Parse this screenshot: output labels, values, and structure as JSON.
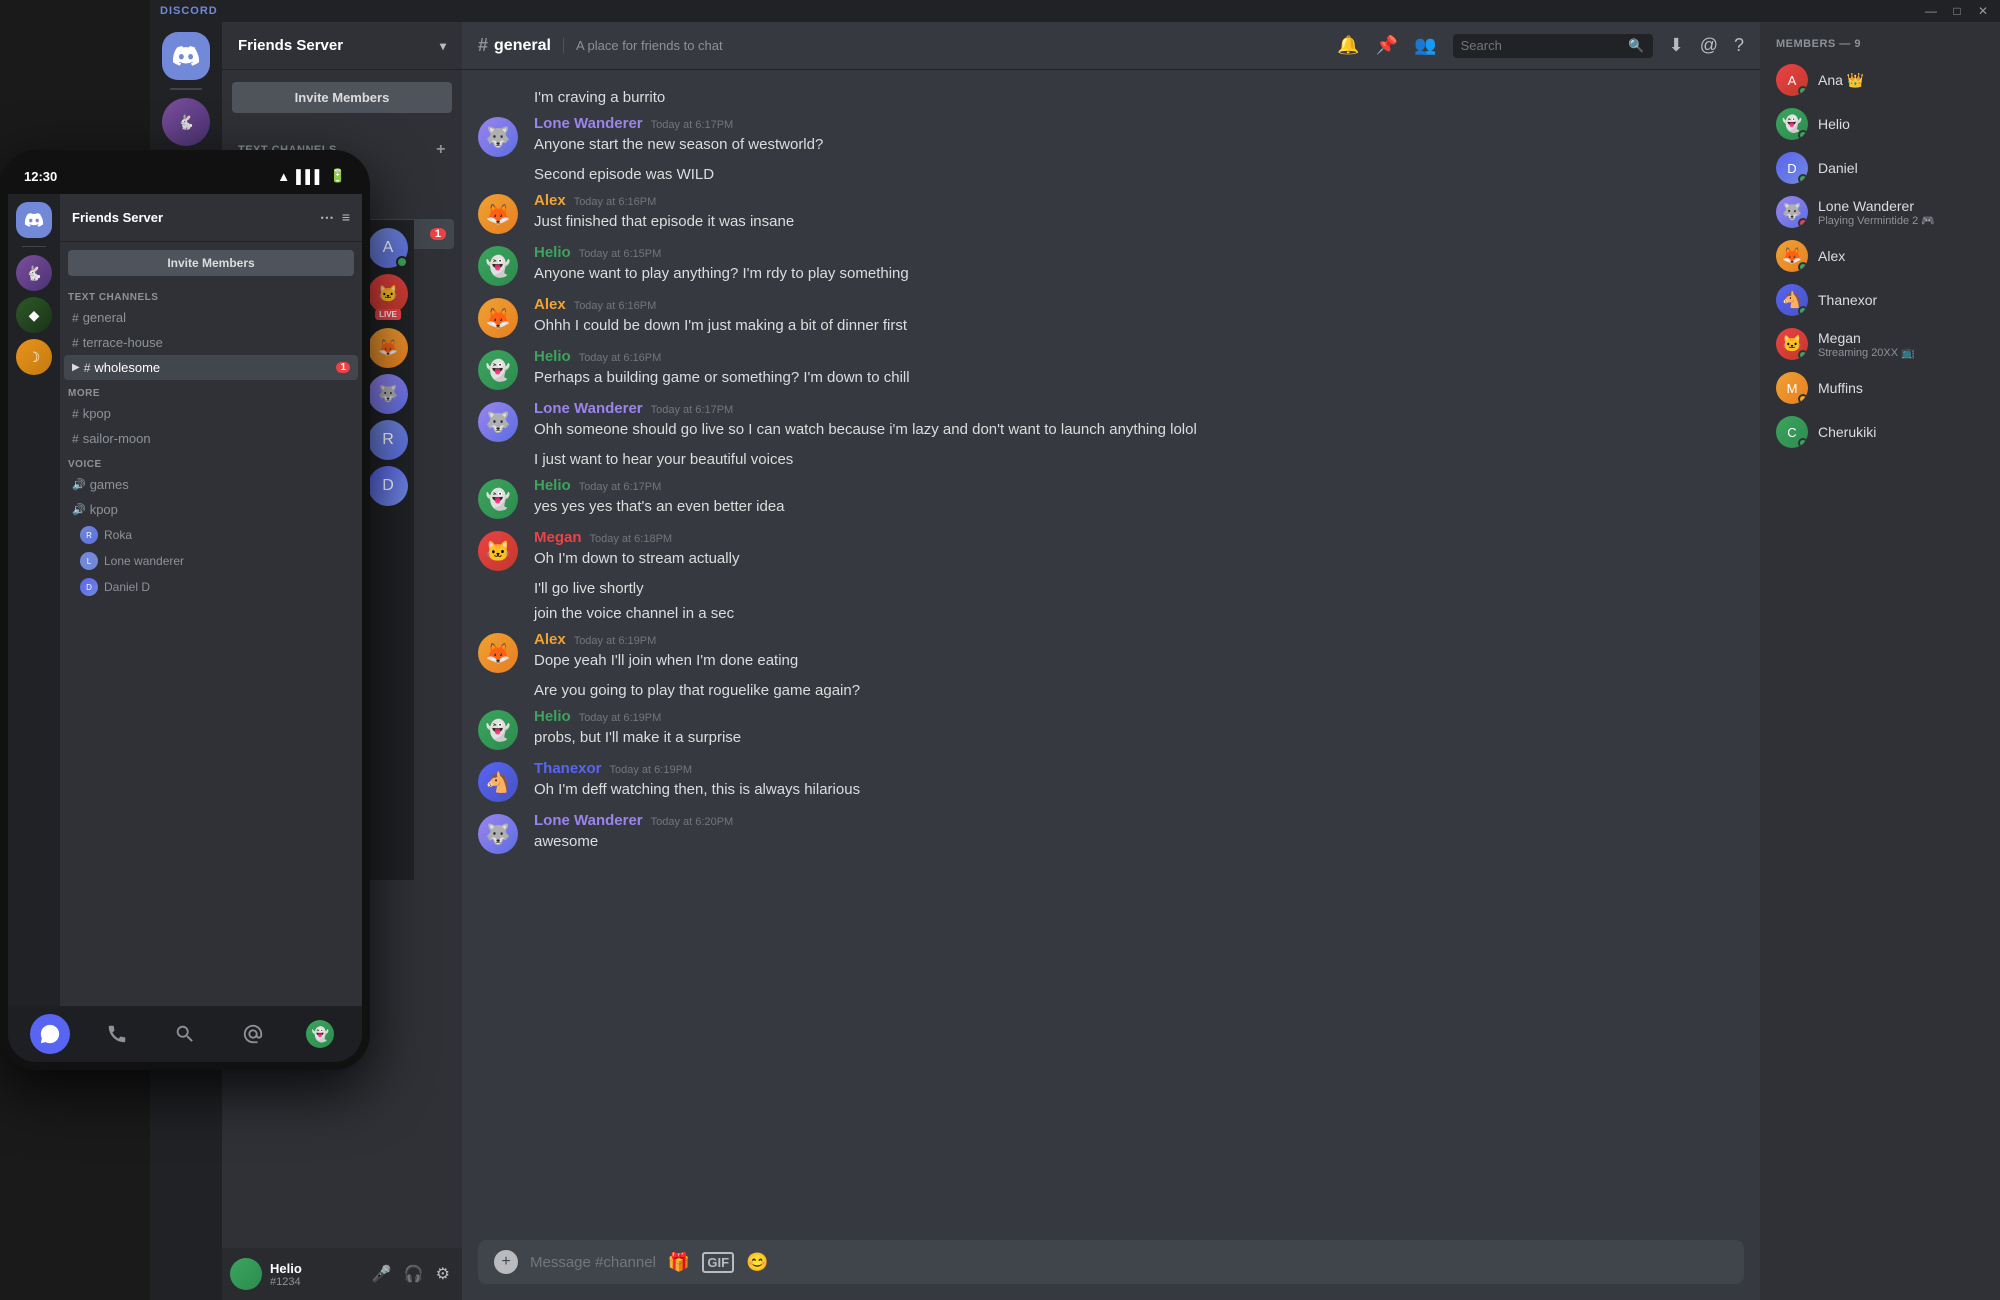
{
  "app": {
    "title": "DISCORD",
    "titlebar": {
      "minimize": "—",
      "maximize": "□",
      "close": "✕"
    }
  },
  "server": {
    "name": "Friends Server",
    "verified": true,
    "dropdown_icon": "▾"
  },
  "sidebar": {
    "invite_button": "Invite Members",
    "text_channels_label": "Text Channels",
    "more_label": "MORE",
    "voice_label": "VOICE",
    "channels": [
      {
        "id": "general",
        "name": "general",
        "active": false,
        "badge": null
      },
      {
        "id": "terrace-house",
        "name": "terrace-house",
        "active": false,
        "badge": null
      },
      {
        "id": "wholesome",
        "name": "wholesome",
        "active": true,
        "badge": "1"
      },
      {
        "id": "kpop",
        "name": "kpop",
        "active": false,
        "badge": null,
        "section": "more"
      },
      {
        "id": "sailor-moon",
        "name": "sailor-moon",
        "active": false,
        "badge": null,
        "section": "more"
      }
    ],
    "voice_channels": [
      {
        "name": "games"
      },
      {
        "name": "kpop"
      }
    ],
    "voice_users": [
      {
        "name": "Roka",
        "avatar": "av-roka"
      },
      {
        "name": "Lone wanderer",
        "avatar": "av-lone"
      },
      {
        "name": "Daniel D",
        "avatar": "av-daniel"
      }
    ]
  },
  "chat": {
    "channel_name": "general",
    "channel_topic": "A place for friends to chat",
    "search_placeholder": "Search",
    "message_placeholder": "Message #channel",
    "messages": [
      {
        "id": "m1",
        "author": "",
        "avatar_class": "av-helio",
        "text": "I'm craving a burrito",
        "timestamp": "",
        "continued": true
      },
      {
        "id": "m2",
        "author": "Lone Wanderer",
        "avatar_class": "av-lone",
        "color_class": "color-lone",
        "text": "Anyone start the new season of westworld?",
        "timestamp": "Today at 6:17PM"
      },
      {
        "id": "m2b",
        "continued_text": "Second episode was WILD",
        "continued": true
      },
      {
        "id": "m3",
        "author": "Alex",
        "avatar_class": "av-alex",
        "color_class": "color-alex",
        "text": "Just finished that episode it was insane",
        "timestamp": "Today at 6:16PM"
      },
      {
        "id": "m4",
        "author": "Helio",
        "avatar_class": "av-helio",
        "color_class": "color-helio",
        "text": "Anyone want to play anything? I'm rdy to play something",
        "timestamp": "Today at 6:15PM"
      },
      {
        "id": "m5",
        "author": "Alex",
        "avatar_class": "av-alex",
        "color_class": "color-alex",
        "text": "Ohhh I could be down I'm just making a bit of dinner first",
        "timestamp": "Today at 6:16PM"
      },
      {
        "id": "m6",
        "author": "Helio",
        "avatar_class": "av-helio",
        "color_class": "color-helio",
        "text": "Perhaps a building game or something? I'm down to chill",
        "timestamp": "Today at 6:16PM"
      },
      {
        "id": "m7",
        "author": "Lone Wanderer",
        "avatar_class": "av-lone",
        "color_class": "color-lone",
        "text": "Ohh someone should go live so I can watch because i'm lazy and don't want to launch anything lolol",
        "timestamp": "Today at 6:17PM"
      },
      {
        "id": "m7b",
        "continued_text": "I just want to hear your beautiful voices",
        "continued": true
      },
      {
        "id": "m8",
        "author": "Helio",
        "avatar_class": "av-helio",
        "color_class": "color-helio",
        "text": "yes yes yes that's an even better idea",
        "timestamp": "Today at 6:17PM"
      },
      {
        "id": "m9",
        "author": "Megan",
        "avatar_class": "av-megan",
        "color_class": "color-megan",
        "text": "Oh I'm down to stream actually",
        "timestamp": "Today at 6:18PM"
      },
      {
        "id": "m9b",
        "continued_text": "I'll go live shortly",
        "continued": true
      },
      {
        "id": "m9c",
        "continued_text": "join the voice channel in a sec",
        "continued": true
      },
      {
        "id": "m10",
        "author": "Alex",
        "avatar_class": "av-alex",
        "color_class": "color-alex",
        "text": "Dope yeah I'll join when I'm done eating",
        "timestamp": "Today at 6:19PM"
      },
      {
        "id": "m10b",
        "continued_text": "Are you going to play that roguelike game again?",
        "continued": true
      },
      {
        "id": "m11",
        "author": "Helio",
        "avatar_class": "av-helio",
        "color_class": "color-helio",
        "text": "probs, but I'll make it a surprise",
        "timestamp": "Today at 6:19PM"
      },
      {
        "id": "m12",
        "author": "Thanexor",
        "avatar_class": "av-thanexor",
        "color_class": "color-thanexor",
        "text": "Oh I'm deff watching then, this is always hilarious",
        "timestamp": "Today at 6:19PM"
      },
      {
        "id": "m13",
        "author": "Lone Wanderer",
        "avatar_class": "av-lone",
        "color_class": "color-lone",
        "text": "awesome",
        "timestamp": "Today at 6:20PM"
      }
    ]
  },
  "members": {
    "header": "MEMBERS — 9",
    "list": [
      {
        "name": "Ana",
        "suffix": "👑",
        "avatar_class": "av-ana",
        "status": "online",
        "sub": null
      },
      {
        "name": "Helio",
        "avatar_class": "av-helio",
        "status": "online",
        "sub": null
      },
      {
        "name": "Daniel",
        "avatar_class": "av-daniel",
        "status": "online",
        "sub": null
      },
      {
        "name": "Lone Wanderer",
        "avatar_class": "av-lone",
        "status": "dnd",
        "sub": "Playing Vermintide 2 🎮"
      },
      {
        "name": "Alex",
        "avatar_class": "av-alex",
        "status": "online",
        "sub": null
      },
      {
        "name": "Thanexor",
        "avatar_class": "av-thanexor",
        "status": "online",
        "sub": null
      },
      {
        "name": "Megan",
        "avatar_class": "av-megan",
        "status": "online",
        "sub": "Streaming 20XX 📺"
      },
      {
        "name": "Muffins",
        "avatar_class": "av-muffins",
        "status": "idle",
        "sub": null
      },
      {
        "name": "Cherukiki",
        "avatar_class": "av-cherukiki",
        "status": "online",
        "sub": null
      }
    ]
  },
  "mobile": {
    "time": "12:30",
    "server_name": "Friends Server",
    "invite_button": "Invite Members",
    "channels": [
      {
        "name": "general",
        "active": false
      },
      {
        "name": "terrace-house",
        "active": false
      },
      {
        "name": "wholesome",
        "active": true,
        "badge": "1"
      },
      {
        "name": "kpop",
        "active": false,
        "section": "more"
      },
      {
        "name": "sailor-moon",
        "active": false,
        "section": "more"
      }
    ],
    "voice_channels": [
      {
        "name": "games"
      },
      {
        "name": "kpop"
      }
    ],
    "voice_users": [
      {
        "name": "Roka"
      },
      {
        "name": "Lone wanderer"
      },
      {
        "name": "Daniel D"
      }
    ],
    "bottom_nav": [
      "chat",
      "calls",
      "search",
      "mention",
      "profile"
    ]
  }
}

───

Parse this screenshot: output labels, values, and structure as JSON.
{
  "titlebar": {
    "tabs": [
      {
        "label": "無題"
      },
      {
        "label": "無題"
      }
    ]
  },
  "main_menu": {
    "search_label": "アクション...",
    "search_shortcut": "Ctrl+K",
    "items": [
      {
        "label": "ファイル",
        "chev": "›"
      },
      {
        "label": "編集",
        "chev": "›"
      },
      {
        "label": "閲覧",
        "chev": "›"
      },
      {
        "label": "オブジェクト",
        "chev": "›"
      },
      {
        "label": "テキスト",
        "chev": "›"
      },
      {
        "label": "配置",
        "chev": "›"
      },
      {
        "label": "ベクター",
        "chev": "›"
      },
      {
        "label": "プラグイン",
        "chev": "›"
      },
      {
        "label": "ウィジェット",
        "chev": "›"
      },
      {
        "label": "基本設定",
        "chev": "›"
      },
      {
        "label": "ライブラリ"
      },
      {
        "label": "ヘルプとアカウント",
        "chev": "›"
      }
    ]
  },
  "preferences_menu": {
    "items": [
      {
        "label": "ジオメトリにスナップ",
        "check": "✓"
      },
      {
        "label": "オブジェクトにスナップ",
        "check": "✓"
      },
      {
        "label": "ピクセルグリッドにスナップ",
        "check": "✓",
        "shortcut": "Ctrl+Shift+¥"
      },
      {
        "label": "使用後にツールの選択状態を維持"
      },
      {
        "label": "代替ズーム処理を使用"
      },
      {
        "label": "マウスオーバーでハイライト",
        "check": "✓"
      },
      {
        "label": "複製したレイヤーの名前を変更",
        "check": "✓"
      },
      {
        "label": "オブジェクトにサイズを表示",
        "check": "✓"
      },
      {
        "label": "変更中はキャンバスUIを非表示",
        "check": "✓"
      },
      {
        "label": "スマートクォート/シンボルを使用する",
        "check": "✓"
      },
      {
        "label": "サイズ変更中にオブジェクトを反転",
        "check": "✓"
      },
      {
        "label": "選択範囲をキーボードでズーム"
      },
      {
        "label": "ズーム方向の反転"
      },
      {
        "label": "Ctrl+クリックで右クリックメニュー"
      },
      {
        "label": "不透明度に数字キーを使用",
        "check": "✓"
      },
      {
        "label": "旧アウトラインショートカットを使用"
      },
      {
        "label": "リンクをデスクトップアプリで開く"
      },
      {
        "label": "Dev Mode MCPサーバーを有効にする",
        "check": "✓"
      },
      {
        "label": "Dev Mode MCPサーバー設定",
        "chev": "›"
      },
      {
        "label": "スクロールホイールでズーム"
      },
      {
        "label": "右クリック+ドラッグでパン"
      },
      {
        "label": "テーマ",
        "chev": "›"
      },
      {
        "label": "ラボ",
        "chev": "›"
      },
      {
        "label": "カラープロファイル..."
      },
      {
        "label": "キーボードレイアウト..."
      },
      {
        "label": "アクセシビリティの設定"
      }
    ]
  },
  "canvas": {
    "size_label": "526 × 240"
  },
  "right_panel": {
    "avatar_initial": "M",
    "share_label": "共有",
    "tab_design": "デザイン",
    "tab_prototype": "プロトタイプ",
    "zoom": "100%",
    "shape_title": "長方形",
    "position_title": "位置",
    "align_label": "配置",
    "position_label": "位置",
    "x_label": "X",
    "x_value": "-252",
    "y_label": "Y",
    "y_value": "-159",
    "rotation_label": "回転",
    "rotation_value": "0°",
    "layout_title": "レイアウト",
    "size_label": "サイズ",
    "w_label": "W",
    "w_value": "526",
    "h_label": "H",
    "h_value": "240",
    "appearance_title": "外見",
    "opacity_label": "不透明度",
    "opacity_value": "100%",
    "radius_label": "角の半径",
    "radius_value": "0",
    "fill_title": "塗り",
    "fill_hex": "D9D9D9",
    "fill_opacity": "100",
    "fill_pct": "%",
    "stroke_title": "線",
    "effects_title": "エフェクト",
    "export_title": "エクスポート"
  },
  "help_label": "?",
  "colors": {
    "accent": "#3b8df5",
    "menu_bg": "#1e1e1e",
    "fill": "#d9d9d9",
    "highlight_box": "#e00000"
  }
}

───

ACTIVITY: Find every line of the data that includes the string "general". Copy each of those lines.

TASK ANSWER:
        "id": "general",
        "name": "general",
    "channel_name": "general",
        "name": "general",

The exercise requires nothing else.